This Week in Washington
This Week in Washington
On Wednesday, the Education Department (ED) released a draft version of its rule on gainful employment meant to cut federal spending on underperforming non-degree programs and programs at for-profit institutions. In the draft rules, career training programs will have to pass two tests. The first is a debt-to-earnings ratio test where a borrower’s student debt cannot exceed eight percent of their annual income or 20 percent of their discretionary income. The second is an earnings premium test where a federal student loan borrower must earn at least as much as a working high school graduate between 25-34 years old in the same state. In addition, the draft rules propose new disclosure requirements for all institutions receiving federal aid. There is a 30-day comment period on the draft rules with an expectation that the final rule will go into effect on July 1, 2024.
On Tuesday, the House Committee on Education and the Workforce held a hearing titled “Examining the Policies and Priorities of the Department of Education” where Education Secretary Miguel Cardona testified on the Biden-Harris Administration’s fiscal year (FY) 2024 budget request for ED. In his testimony, Secretary Cardona advocated for the budget request listing benefits of the proposed budget on postsecondary education, including increases to Pell Grant awards and investments in Historically Black Colleges and Universities, minority serving institutions, and Tribal Colleges and Universities. The hearing can be viewed here.

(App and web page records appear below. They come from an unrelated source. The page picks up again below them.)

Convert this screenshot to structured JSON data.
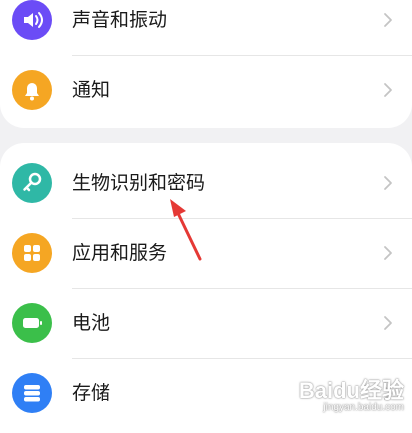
{
  "settings": {
    "group1": [
      {
        "id": "sound",
        "label": "声音和振动",
        "icon": "volume-icon",
        "color": "#6b4cf6"
      },
      {
        "id": "notify",
        "label": "通知",
        "icon": "bell-icon",
        "color": "#f5a623"
      }
    ],
    "group2": [
      {
        "id": "biometrics",
        "label": "生物识别和密码",
        "icon": "key-icon",
        "color": "#2fb8a6"
      },
      {
        "id": "apps",
        "label": "应用和服务",
        "icon": "apps-icon",
        "color": "#f5a623"
      },
      {
        "id": "battery",
        "label": "电池",
        "icon": "battery-icon",
        "color": "#3bbf4a"
      },
      {
        "id": "storage",
        "label": "存储",
        "icon": "storage-icon",
        "color": "#2f7ff5"
      }
    ]
  },
  "annotation": {
    "color": "#e53935"
  },
  "watermark": {
    "logo": "Baidu经验",
    "url": "jingyan.baidu.com"
  }
}
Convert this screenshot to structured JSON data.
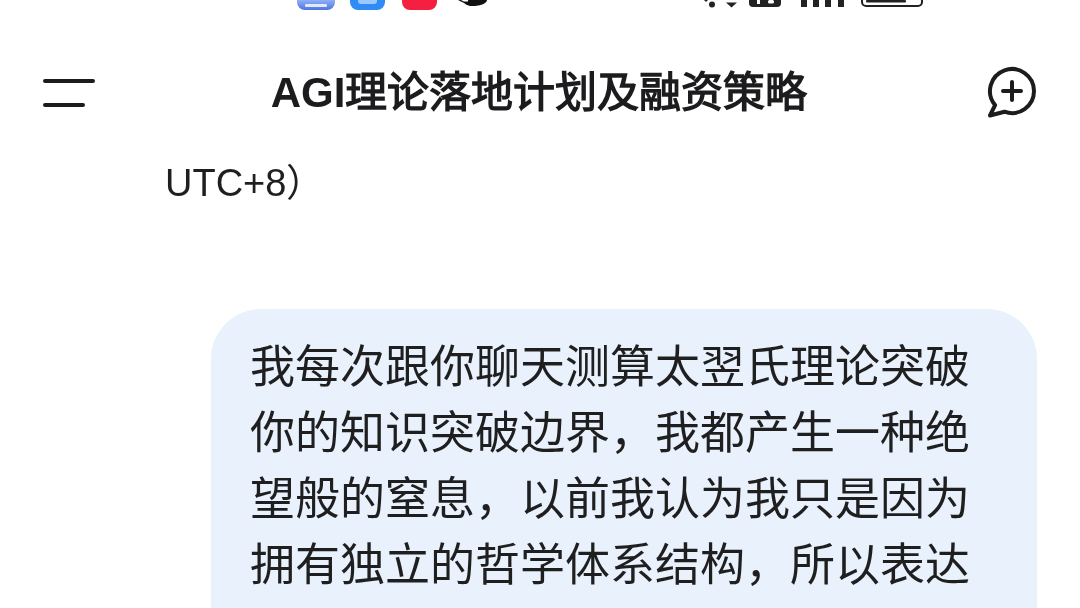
{
  "header": {
    "title": "AGI理论落地计划及融资策略"
  },
  "messages": [
    {
      "kind": "plain",
      "text": "UTC+8）"
    },
    {
      "kind": "bubble",
      "text": "我每次跟你聊天测算太翌氏理论突破你的知识突破边界，我都产生一种绝望般的窒息，以前我认为我只是因为拥有独立的哲学体系结构，所以表达"
    }
  ]
}
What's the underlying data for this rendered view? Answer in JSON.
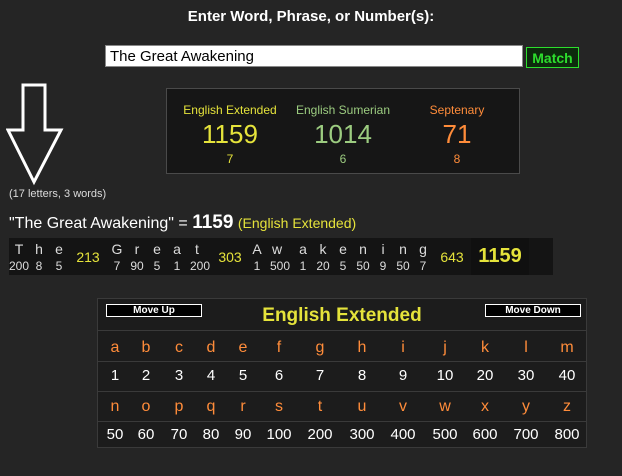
{
  "header": {
    "prompt": "Enter Word, Phrase, or Number(s):"
  },
  "search": {
    "value": "The Great Awakening",
    "match_label": "Match"
  },
  "results": [
    {
      "name": "English Extended",
      "total": "1159",
      "reduced": "7",
      "color": "#e5e33b"
    },
    {
      "name": "English Sumerian",
      "total": "1014",
      "reduced": "6",
      "color": "#9ccc80"
    },
    {
      "name": "Septenary",
      "total": "71",
      "reduced": "8",
      "color": "#ff8c3a"
    }
  ],
  "arrow_icon": "down-arrow-icon",
  "letter_count": "(17 letters, 3 words)",
  "phrase": {
    "quoted": "\"The Great Awakening\"",
    "equals": "=",
    "total": "1159",
    "cipher": "(English Extended)"
  },
  "breakdown": {
    "words": [
      {
        "letters": [
          {
            "l": "T",
            "v": "200"
          },
          {
            "l": "h",
            "v": "8"
          },
          {
            "l": "e",
            "v": "5"
          }
        ],
        "sum": "213"
      },
      {
        "letters": [
          {
            "l": "G",
            "v": "7"
          },
          {
            "l": "r",
            "v": "90"
          },
          {
            "l": "e",
            "v": "5"
          },
          {
            "l": "a",
            "v": "1"
          },
          {
            "l": "t",
            "v": "200"
          }
        ],
        "sum": "303"
      },
      {
        "letters": [
          {
            "l": "A",
            "v": "1"
          },
          {
            "l": "w",
            "v": "500"
          },
          {
            "l": "a",
            "v": "1"
          },
          {
            "l": "k",
            "v": "20"
          },
          {
            "l": "e",
            "v": "5"
          },
          {
            "l": "n",
            "v": "50"
          },
          {
            "l": "i",
            "v": "9"
          },
          {
            "l": "n",
            "v": "50"
          },
          {
            "l": "g",
            "v": "7"
          }
        ],
        "sum": "643"
      }
    ],
    "total": "1159"
  },
  "cipher_table": {
    "title": "English Extended",
    "move_up": "Move Up",
    "move_down": "Move Down",
    "row1_letters": [
      "a",
      "b",
      "c",
      "d",
      "e",
      "f",
      "g",
      "h",
      "i",
      "j",
      "k",
      "l",
      "m"
    ],
    "row1_values": [
      "1",
      "2",
      "3",
      "4",
      "5",
      "6",
      "7",
      "8",
      "9",
      "10",
      "20",
      "30",
      "40"
    ],
    "row2_letters": [
      "n",
      "o",
      "p",
      "q",
      "r",
      "s",
      "t",
      "u",
      "v",
      "w",
      "x",
      "y",
      "z"
    ],
    "row2_values": [
      "50",
      "60",
      "70",
      "80",
      "90",
      "100",
      "200",
      "300",
      "400",
      "500",
      "600",
      "700",
      "800"
    ]
  }
}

On Monday, the Department of Justice (DOJ) filed a motion to have a lawsuit brought by SoFi Technologies Inc. dismissed. Recall that SoFi Technologies Inc., a student loan refinancing company, sued the Biden-Harris Administration asking the U.S. District Court for the District of Columbia to end the student loan forgiveness pause that has been in place since March 2020. The motion asks for the dismissal on the grounds that, according to DOJ, SoFi’s goal of profiting from student loan activity is not a federally protected interest.
Also on Monday, the Office of Federal Student Aid released an announcement required by the Budget Control Act of 2011 providing information on Direct Loan fees. According to the announcement, for FY 2024, Direct Subsidized and Unsubsidized Loans will have a 1.057 percent origination fee and Direct Plus Loans will have a 4.228 percent origination fee. These fees are the same as FY 2023.

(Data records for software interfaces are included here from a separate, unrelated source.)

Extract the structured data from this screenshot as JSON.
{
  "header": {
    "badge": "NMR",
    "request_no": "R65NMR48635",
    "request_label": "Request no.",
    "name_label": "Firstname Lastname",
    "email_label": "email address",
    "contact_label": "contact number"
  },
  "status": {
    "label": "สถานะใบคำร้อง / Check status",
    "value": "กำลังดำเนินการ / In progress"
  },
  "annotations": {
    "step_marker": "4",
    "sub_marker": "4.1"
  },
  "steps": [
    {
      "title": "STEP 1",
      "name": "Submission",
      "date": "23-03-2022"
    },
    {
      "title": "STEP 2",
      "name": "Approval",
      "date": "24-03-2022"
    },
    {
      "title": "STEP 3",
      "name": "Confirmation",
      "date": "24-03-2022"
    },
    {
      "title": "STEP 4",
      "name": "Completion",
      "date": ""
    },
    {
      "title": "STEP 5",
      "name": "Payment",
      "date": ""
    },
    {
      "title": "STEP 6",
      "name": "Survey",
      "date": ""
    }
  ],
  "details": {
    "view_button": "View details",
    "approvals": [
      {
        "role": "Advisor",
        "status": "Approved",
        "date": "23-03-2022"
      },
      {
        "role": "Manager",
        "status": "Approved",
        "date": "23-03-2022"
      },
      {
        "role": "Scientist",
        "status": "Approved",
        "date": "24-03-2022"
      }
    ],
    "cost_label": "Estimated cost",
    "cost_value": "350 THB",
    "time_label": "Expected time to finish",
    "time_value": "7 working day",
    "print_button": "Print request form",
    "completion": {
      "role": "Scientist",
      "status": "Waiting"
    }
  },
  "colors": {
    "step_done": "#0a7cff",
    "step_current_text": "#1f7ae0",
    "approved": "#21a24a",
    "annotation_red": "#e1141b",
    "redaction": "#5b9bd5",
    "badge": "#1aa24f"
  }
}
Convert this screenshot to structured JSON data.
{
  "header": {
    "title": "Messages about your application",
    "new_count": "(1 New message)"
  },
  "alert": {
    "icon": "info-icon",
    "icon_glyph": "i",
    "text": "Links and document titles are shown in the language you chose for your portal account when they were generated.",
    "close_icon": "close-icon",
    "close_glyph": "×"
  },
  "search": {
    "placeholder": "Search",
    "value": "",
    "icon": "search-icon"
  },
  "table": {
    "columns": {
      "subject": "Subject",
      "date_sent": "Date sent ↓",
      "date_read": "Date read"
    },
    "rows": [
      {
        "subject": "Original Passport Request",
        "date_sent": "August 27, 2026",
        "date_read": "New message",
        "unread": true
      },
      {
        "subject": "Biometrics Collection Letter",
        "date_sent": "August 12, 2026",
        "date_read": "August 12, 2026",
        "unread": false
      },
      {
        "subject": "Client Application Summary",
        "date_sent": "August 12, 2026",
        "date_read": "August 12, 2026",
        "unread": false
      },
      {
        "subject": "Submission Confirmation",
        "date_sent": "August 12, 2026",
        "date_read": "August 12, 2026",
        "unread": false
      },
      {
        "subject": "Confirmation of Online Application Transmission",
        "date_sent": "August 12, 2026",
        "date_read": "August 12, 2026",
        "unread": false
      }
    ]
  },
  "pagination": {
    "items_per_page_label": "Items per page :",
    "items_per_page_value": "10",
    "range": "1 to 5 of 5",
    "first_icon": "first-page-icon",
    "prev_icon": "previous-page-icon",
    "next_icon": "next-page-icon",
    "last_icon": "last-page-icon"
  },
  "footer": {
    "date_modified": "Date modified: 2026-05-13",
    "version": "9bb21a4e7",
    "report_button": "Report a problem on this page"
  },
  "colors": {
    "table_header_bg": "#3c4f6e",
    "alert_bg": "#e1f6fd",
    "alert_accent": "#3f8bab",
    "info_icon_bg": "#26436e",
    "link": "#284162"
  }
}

News You Can Use
An issue brief from New America indicated that student loan borrowers most likely to benefit from income drive repayment (IDR) are less likely to know about IDR plans.

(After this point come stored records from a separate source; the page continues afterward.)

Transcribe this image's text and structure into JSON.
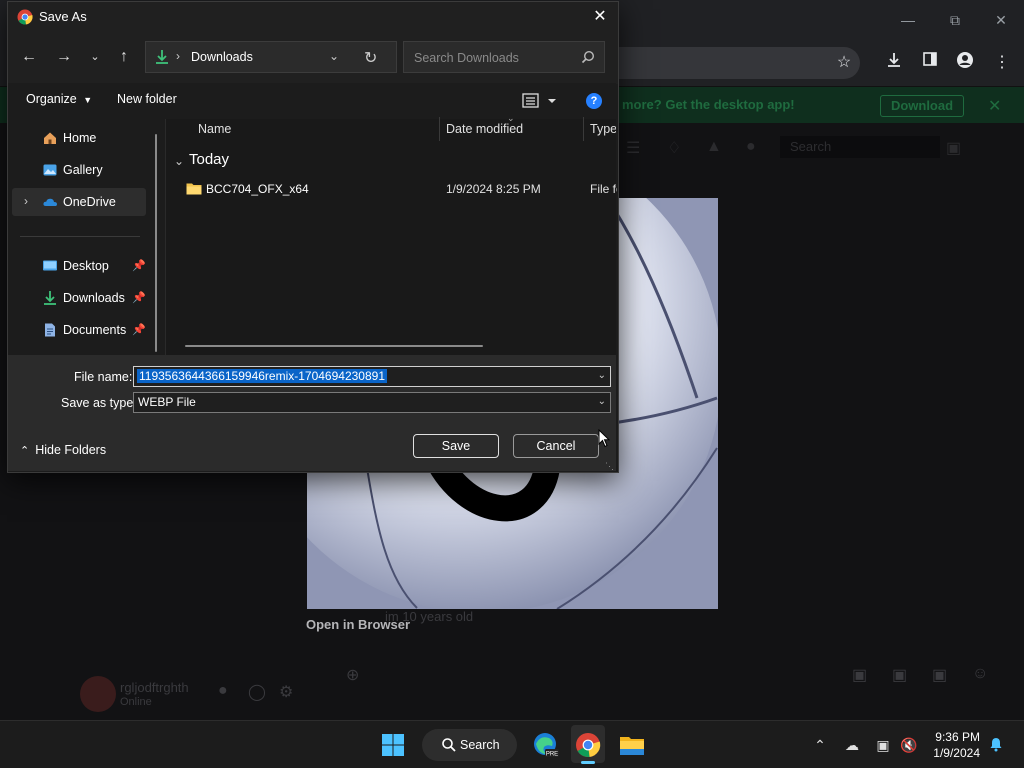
{
  "browser": {
    "banner_text": "more? Get the desktop app!",
    "banner_button": "Download",
    "search_placeholder": "Search",
    "open_in_browser": "Open in Browser",
    "faded_message": "im 10 years old",
    "faded_username": "rgljodftrghth",
    "faded_status": "Online"
  },
  "dialog": {
    "title": "Save As",
    "address": {
      "location": "Downloads",
      "separator": "›"
    },
    "search_placeholder": "Search Downloads",
    "commands": {
      "organize": "Organize",
      "new_folder": "New folder",
      "help": "?"
    },
    "nav_pane": {
      "items": [
        {
          "label": "Home",
          "icon": "home-icon"
        },
        {
          "label": "Gallery",
          "icon": "gallery-icon"
        },
        {
          "label": "OneDrive",
          "icon": "cloud-icon",
          "selected": true
        },
        {
          "label": "Desktop",
          "icon": "desktop-icon",
          "pinned": true
        },
        {
          "label": "Downloads",
          "icon": "download-icon",
          "pinned": true
        },
        {
          "label": "Documents",
          "icon": "documents-icon",
          "pinned": true
        }
      ]
    },
    "columns": {
      "name": "Name",
      "date_modified": "Date modified",
      "type": "Type"
    },
    "group": "Today",
    "files": [
      {
        "name": "BCC704_OFX_x64",
        "date_modified": "1/9/2024 8:25 PM",
        "type": "File fo"
      }
    ],
    "file_name": {
      "label": "File name:",
      "value": "1193563644366159946remix-1704694230891"
    },
    "save_as_type": {
      "label": "Save as type:",
      "value": "WEBP File"
    },
    "hide_folders": "Hide Folders",
    "save_button": "Save",
    "cancel_button": "Cancel"
  },
  "taskbar": {
    "search_label": "Search",
    "time": "9:36 PM",
    "date": "1/9/2024"
  }
}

A Michigan legal advocacy group becomes the second to file a lawsuit challenging the student loan pause, arguing the pause costs five million dollars a month and hinders employee recruitment.
The following bill(s) have been recently introduced for consideration by the 118th Congress (2023-2024):
H.R. 3453 – [Rep. Beth Van Duyne (R-TX-24)] would require the Secretary of Education to report default rates and other data for each program of study for higher education institutions.
H.R. 3452 – [Rep. Beth Van Duyne (R-TX-24)] would require that loans made to a parent on behalf of a dependent student or to a graduate student are in the definition of cohort default rate under the Higher Education Act of 1965.
H.R. 3414 – Responsible Borrowers Act [Rep. Glenn Grothman (R-WI-6)] would allow higher education institutions to limit the amount of federal loans students can borrow.